Aarogya is the one-stop solution that leverages a culmination of AI, NLP, cloud-based services, and medical diagnostics for depression detection and prevention. This is leveraged through a technical and medical analysis of the social media, questionnaire, and therapist notes to provide the user with the analysis, in addition to future directions and suggestions. With this solution, we look forward to a well-balanced community that is built on innovation and technology for collective growth and well-being.
Trusted Execution Environments (TEE) protect sensitive code and data on commodity devices thanks to new hardware security features, such as Intel SGX and Arm TrustZone. Even though the existing TEEs bring many benefits, they have some crucial drawbacks, such as increased TCB size, context switching overhead, single TEE for the system. CSE Ph.D. student, MD Armanuzzaman designed and implemented BYOTEE (Build Your Own Trusted Execution Environments) framework using FPGA SoC devices to overcome those drawbacks. Using BYOTEE, developers can build multiple equally secure TEEs on-demand with configurable hardware and software TCBs to execute their security-sensitive applications.
This COVID pandemic has made us rethink how we interact with biometric devices. Traditional contact-based fingerprint scanners elevate the risk of spread of contagious viruses. In this project, CSE PhD student Bhavin Jawade developed a contactless fingerprint acquisition and matching solution that works with a user's smartphone. By acquiring a user's fingerprint using their smartphone camera and then matching them against legacy contact-based fingerprints remotely on a secure server, we can achieve a hygienic, secure and a modern solution for fingerprinting. As part of this project, we have built a robust contactless-to-contact based fingerprint matching algorithm (Accepted in WIFS 2021), developed an application for acquisition of contactless fingerprints, and collected a large scale multi-finger cross-sensor fingerprint dataset that will further help boost research in this domain.
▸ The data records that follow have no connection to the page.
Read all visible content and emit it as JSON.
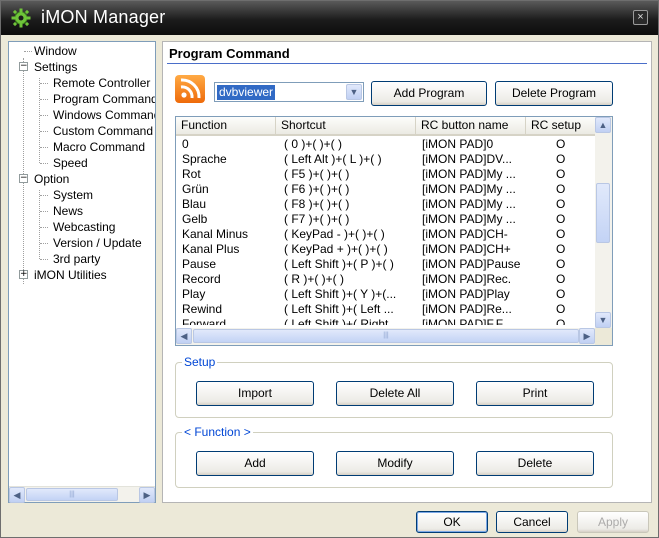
{
  "window": {
    "title": "iMON Manager",
    "close_glyph": "×",
    "icons": {
      "logo": "gear-icon",
      "close": "close-icon"
    }
  },
  "tree": {
    "items": [
      {
        "label": "Window",
        "level": 1
      },
      {
        "label": "Settings",
        "level": 0,
        "expander": "−"
      },
      {
        "label": "Remote Controller",
        "level": 1
      },
      {
        "label": "Program Command",
        "level": 1,
        "selected": true
      },
      {
        "label": "Windows Command",
        "level": 1
      },
      {
        "label": "Custom Command",
        "level": 1
      },
      {
        "label": "Macro Command",
        "level": 1
      },
      {
        "label": "Speed",
        "level": 1
      },
      {
        "label": "Option",
        "level": 0,
        "expander": "−"
      },
      {
        "label": "System",
        "level": 1
      },
      {
        "label": "News",
        "level": 1
      },
      {
        "label": "Webcasting",
        "level": 1
      },
      {
        "label": "Version / Update",
        "level": 1
      },
      {
        "label": "3rd party",
        "level": 1
      },
      {
        "label": "iMON Utilities",
        "level": 0,
        "expander": "+"
      }
    ],
    "scroll_left": "◀",
    "scroll_right": "▶",
    "thumb_grip": "|||"
  },
  "panel": {
    "title": "Program Command",
    "program_select": {
      "value": "dvbviewer",
      "arrow": "▼"
    },
    "add_program_label": "Add Program",
    "delete_program_label": "Delete Program",
    "icons": {
      "program": "rss-icon"
    }
  },
  "list": {
    "columns": [
      "Function",
      "Shortcut",
      "RC button name",
      "RC setup"
    ],
    "rows": [
      [
        "0",
        "( 0 )+(  )+(  )",
        "[iMON PAD]0",
        "O"
      ],
      [
        "Sprache",
        "( Left Alt )+( L )+(  )",
        "[iMON PAD]DV...",
        "O"
      ],
      [
        "Rot",
        "( F5 )+(  )+(  )",
        "[iMON PAD]My ...",
        "O"
      ],
      [
        "Grün",
        "( F6 )+(  )+(  )",
        "[iMON PAD]My ...",
        "O"
      ],
      [
        "Blau",
        "( F8 )+(  )+(  )",
        "[iMON PAD]My ...",
        "O"
      ],
      [
        "Gelb",
        "( F7 )+(  )+(  )",
        "[iMON PAD]My ...",
        "O"
      ],
      [
        "Kanal Minus",
        "( KeyPad - )+(  )+(  )",
        "[iMON PAD]CH-",
        "O"
      ],
      [
        "Kanal Plus",
        "( KeyPad + )+(  )+(  )",
        "[iMON PAD]CH+",
        "O"
      ],
      [
        "Pause",
        "( Left Shift )+( P )+(  )",
        "[iMON PAD]Pause",
        "O"
      ],
      [
        "Record",
        "( R )+(  )+(  )",
        "[iMON PAD]Rec.",
        "O"
      ],
      [
        "Play",
        "( Left Shift )+( Y )+(...",
        "[iMON PAD]Play",
        "O"
      ],
      [
        "Rewind",
        "( Left Shift )+( Left ...",
        "[iMON PAD]Re...",
        "O"
      ],
      [
        "Forward",
        "( Left Shift )+( Right ...",
        "[iMON PAD]F.F.",
        "O"
      ]
    ],
    "scroll_up": "▲",
    "scroll_down": "▼",
    "scroll_left": "◀",
    "scroll_right": "▶",
    "thumb_grip": "|||"
  },
  "setup": {
    "label": "Setup",
    "import_label": "Import",
    "delete_all_label": "Delete All",
    "print_label": "Print"
  },
  "function": {
    "label": "< Function >",
    "add_label": "Add",
    "modify_label": "Modify",
    "delete_label": "Delete"
  },
  "footer": {
    "ok_label": "OK",
    "cancel_label": "Cancel",
    "apply_label": "Apply"
  },
  "colors": {
    "title_bg": "#1c1c1c",
    "selection": "#316ac5",
    "group_label": "#0046d5",
    "rule": "#4a6ec9"
  }
}
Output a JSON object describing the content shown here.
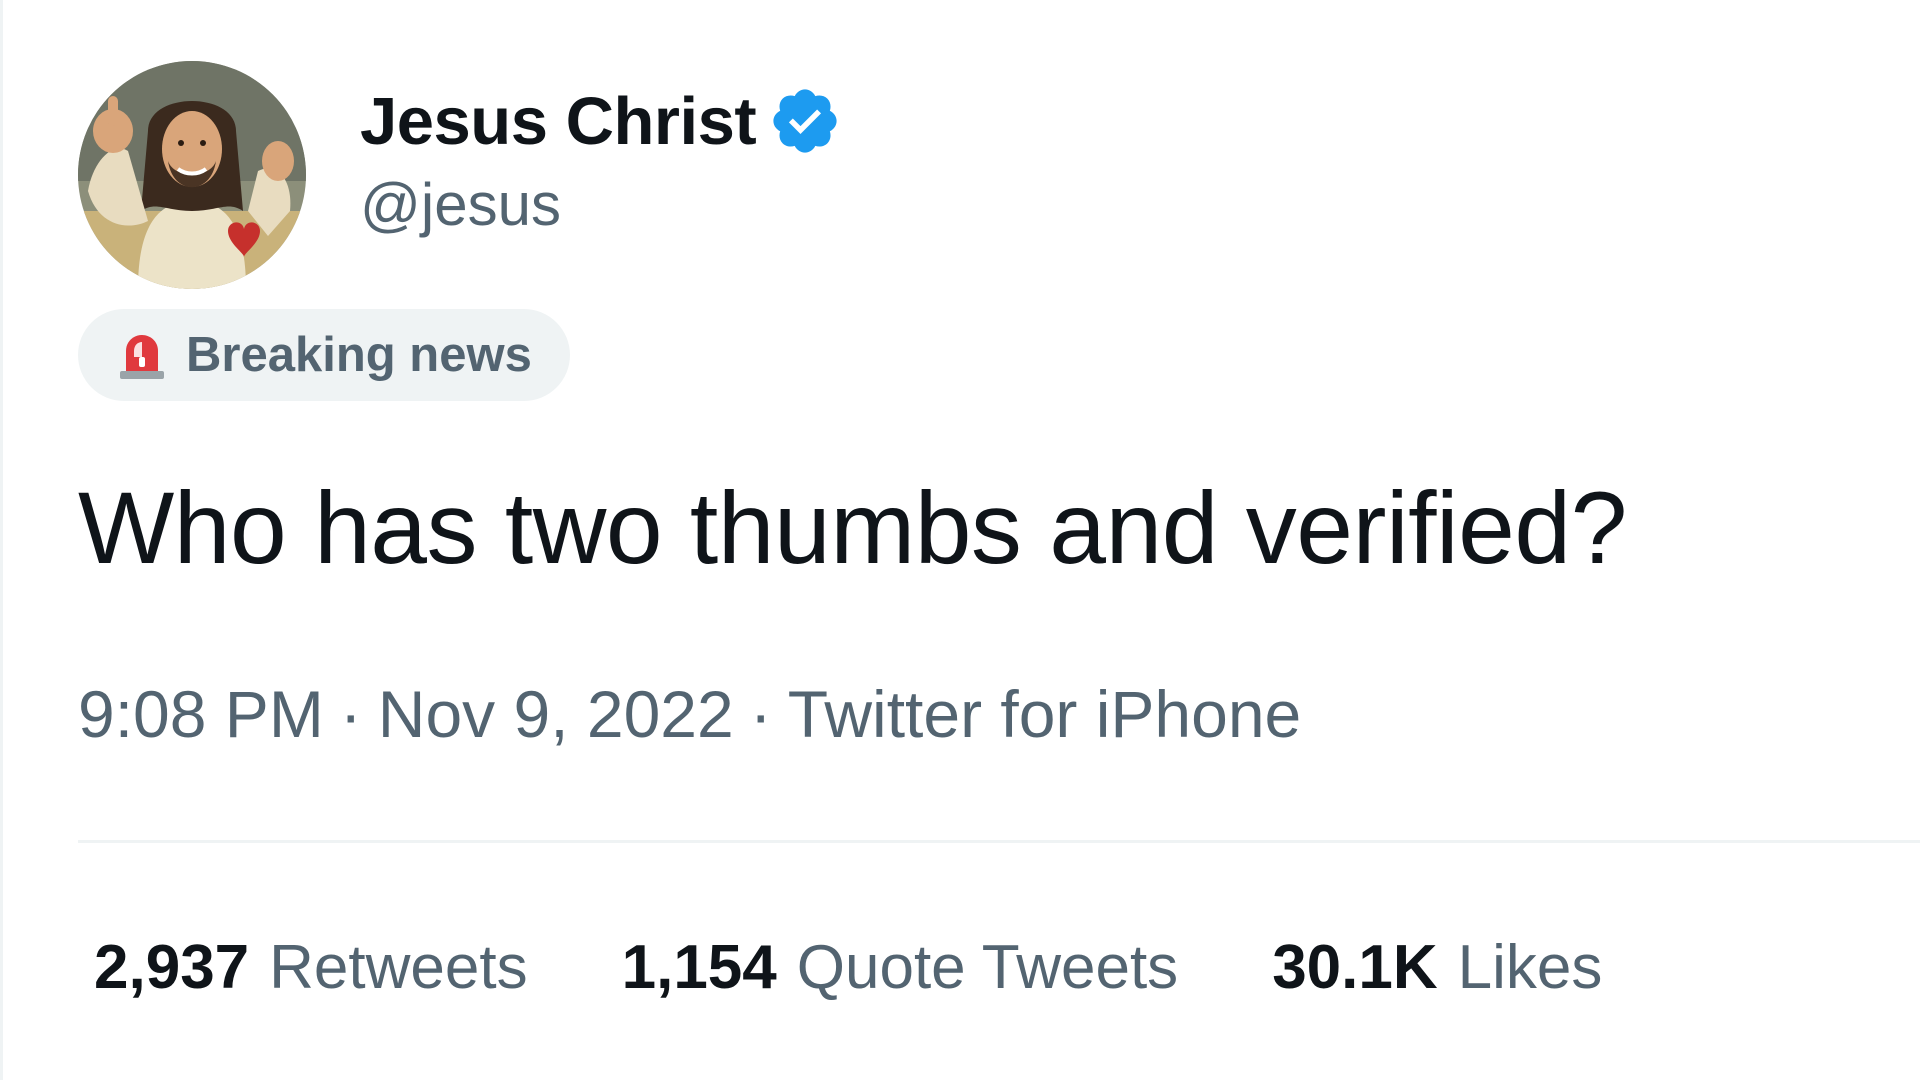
{
  "author": {
    "display_name": "Jesus Christ",
    "handle": "@jesus",
    "verified": true,
    "verified_color": "#1d9bf0",
    "avatar_icon": "avatar-portrait"
  },
  "label": {
    "icon": "siren-icon",
    "text": "Breaking news"
  },
  "tweet": {
    "text": "Who has two thumbs and verified?"
  },
  "meta": {
    "time": "9:08 PM",
    "separator": "·",
    "date": "Nov 9, 2022",
    "source": "Twitter for iPhone"
  },
  "stats": [
    {
      "count": "2,937",
      "label": "Retweets"
    },
    {
      "count": "1,154",
      "label": "Quote Tweets"
    },
    {
      "count": "30.1K",
      "label": "Likes"
    }
  ],
  "colors": {
    "primary_text": "#0f1419",
    "secondary_text": "#536471",
    "pill_background": "#eff3f4",
    "divider": "#eff3f4"
  }
}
When in the midst of an epidemic how should the governmental authorities decide on the most efficient mitigation strategy? In this project, CSE Ph.D. student Nitin Kulkarni developed a framework based on a reinforcement learning algorithm to optimize governmental responses to the state of the epidemic at each time-step. The framework is able to take into consideration the government’s priorities in a specific region and then adapt to the rapidly changing characteristics of the epidemic spread given the advances in disease treatment methods and public health interventions. Our framework is validated based on the COVID-19 data collected from New York State, USA.
Video streaming on mobile devices requires high energy consumption and becomes easily a burden for mobile users due to bitrate greedy approaches. CSE Ph.D. students Bekir Turkkan and Adithya Raman designed an energy-aware algorithm that can reduce the energy consumption by up to 48% without sacrificing users' quality of experience.